Hyper-IgE syndrome

Curr Opin Immunol. 2009 Oct;21(5):487-92. doi: 10.1016/j.coi.2009.07.013. Epub 2009 Aug 28.


Hyper-IgE syndrome (HIES) is a complex primary immunodeficiency characterized by atopic dermatitis associated with extremely high serum IgE levels and susceptibility to infections with extracellular bacteria. Nonimmunological abnormalities, including a distinctive facial appearance, fracture following minor trauma, scoliosis, hyperextensive joints, and the retention of deciduous teeth are also observed in most patients. Recent studies have demonstrated that dominant-negative mutations in the signal transducer and activator of transcription 3 (STAT3) gene result in the classical multisystem form of HIES, whereas a null mutation in the tyrosine kinase 2 (TYK2) gene causes an autosomal recessive HIES associated with viral and mycobacterial infections. In both patients, signal transduction for multiple cytokines, including IL-6 and IL-23, was defective, resulting in impaired T(H)17 function.

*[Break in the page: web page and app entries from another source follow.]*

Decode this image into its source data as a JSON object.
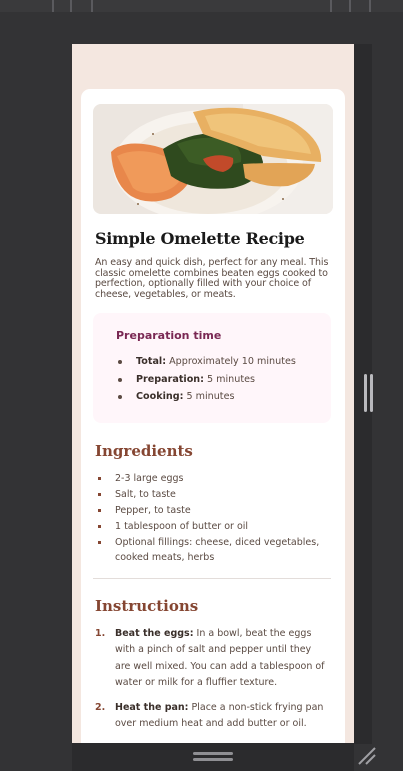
{
  "recipe": {
    "title": "Simple Omelette Recipe",
    "intro": "An easy and quick dish, perfect for any meal. This classic omelette combines beaten eggs cooked to perfection, optionally filled with your choice of cheese, vegetables, or meats."
  },
  "preparation": {
    "title": "Preparation time",
    "items": [
      {
        "label": "Total:",
        "value": " Approximately 10 minutes"
      },
      {
        "label": "Preparation:",
        "value": " 5 minutes"
      },
      {
        "label": "Cooking:",
        "value": " 5 minutes"
      }
    ]
  },
  "ingredients": {
    "title": "Ingredients",
    "items": [
      "2-3 large eggs",
      "Salt, to taste",
      "Pepper, to taste",
      "1 tablespoon of butter or oil",
      "Optional fillings: cheese, diced vegetables, cooked meats, herbs"
    ]
  },
  "instructions": {
    "title": "Instructions",
    "steps": [
      {
        "num": "1.",
        "label": "Beat the eggs:",
        "text": " In a bowl, beat the eggs with a pinch of salt and pepper until they are well mixed. You can add a tablespoon of water or milk for a fluffier texture."
      },
      {
        "num": "2.",
        "label": "Heat the pan:",
        "text": " Place a non-stick frying pan over medium heat and add butter or oil."
      }
    ]
  },
  "colors": {
    "page_background": "#f4e7e0",
    "heading_accent": "#854632",
    "prep_accent": "#7a2853",
    "prep_background": "#fff6fa",
    "editor_background": "#333335"
  },
  "icons": {
    "hero": "omelette-photo",
    "resize_vertical": "resize-handle-vertical-icon",
    "resize_horizontal": "resize-handle-horizontal-icon",
    "corner": "resize-corner-icon"
  }
}
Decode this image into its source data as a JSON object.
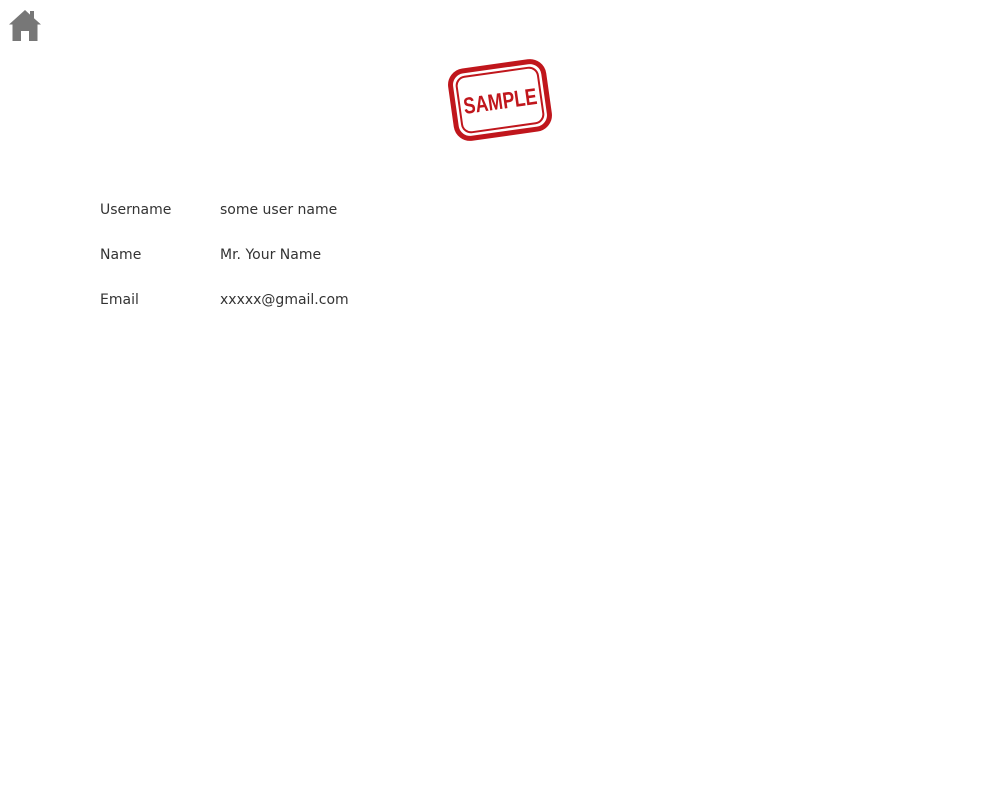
{
  "header": {
    "home_icon": "home-icon",
    "home_icon_color": "#777777"
  },
  "logo": {
    "stamp_text": "SAMPLE",
    "stamp_color": "#c0161c"
  },
  "profile": {
    "username_label": "Username",
    "username_value": "some user name",
    "name_label": "Name",
    "name_value": "Mr. Your Name",
    "email_label": "Email",
    "email_value": "xxxxx@gmail.com"
  }
}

These findings suggest that the defect in cytokine signaling constitutes the molecular basis for the immunological and nonimmunological abnormalities observed in HIES.

Publication types

  • Research Support, Non-U.S. Gov't
  • Review

MeSH terms

  • Bacterial Infections / complications
  • Cytokines / metabolism
  • Humans
  • Job Syndrome / etiology
  • Job Syndrome / genetics*
  • Job Syndrome / pathology
  • Models, Biological
  • Mutation*
  • STAT3 Transcription Factor / genetics*
  • Signal Transduction
  • TYK2 Kinase / genetics*
  • Virus Diseases / complications


  • Cytokines
  • STAT3 Transcription Factor
  • STAT3 protein, human
  • TYK2 Kinase
  • TYK2 protein, human